Invasive nonindigenous species-plants and animals that have been introduced to an ecosystem from someplace else-are wreaking havoc around the globe. Because they did not co-evolve with species already in the ecosystem, they can profoundly disturb species interactions and ecosystem function.
The state of Florida has one of the most severe exotic species problems in the country; as much as a quarter of many taxa in Florida are nonnative, and millions of acres of land and water are dominated by nonindigenous species. Strangers in Paradise provides an in-depth examination of the Florida experience and of the ongoing efforts to eradicate or manage introduced species. Chapters consider:
- natural disturbance and the spread of nonindigenous species

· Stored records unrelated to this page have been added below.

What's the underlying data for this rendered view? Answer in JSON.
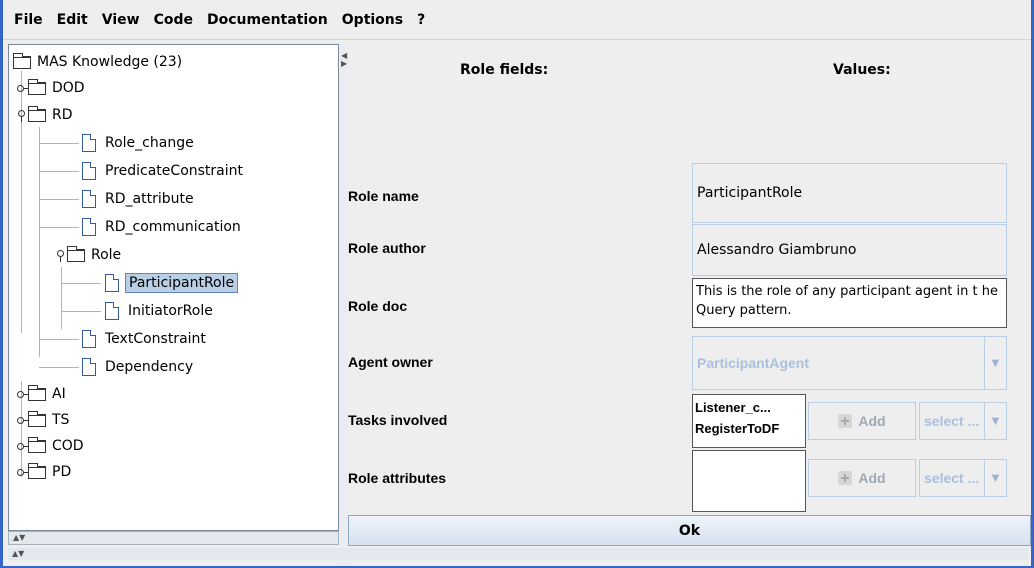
{
  "menu": [
    "File",
    "Edit",
    "View",
    "Code",
    "Documentation",
    "Options",
    "?"
  ],
  "tree": {
    "root": "MAS Knowledge (23)",
    "nodes": [
      {
        "label": "DOD",
        "type": "folder",
        "state": "collapsed"
      },
      {
        "label": "RD",
        "type": "folder",
        "state": "expanded"
      },
      {
        "label": "Role_change",
        "type": "leaf"
      },
      {
        "label": "PredicateConstraint",
        "type": "leaf"
      },
      {
        "label": "RD_attribute",
        "type": "leaf"
      },
      {
        "label": "RD_communication",
        "type": "leaf"
      },
      {
        "label": "Role",
        "type": "folder",
        "state": "expanded"
      },
      {
        "label": "ParticipantRole",
        "type": "leaf",
        "selected": true
      },
      {
        "label": "InitiatorRole",
        "type": "leaf"
      },
      {
        "label": "TextConstraint",
        "type": "leaf"
      },
      {
        "label": "Dependency",
        "type": "leaf"
      },
      {
        "label": "AI",
        "type": "folder",
        "state": "collapsed"
      },
      {
        "label": "TS",
        "type": "folder",
        "state": "collapsed"
      },
      {
        "label": "COD",
        "type": "folder",
        "state": "collapsed"
      },
      {
        "label": "PD",
        "type": "folder",
        "state": "collapsed"
      }
    ]
  },
  "form": {
    "header_fields": "Role fields:",
    "header_values": "Values:",
    "role_name_label": "Role name",
    "role_name_value": "ParticipantRole",
    "role_author_label": "Role author",
    "role_author_value": "Alessandro Giambruno",
    "role_doc_label": "Role doc",
    "role_doc_value": "This is the role of any participant agent in t he Query pattern.",
    "agent_owner_label": "Agent owner",
    "agent_owner_value": "ParticipantAgent",
    "tasks_label": "Tasks involved",
    "tasks_items": [
      "Listener_c...",
      "RegisterToDF"
    ],
    "add_label": "Add",
    "select_placeholder": "select ...",
    "attributes_label": "Role attributes"
  },
  "ok_label": "Ok"
}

- case studies of insects, freshwater invertebrates, fishes, amphibians and reptiles, birds, marine invertebrates and algae, and mammals
- methods of managing nonindigenous species including ecological restoration, eradication, "maintenance control," and biological control
- management on public lands
- the regulatory framework including the role of the federal government as well as state authorities and responsibilities
Strangers in Paradise is the first comprehensive volume to address a large, diverse region and the full range of nonindigenous species, the problems they cause, and the methods and impediments to dealing with them. Throughout, contributors emphasize solutions and relate the situation in Florida to problems faced by other states, making the book an important guide for anyone involved with control and management of invasive species.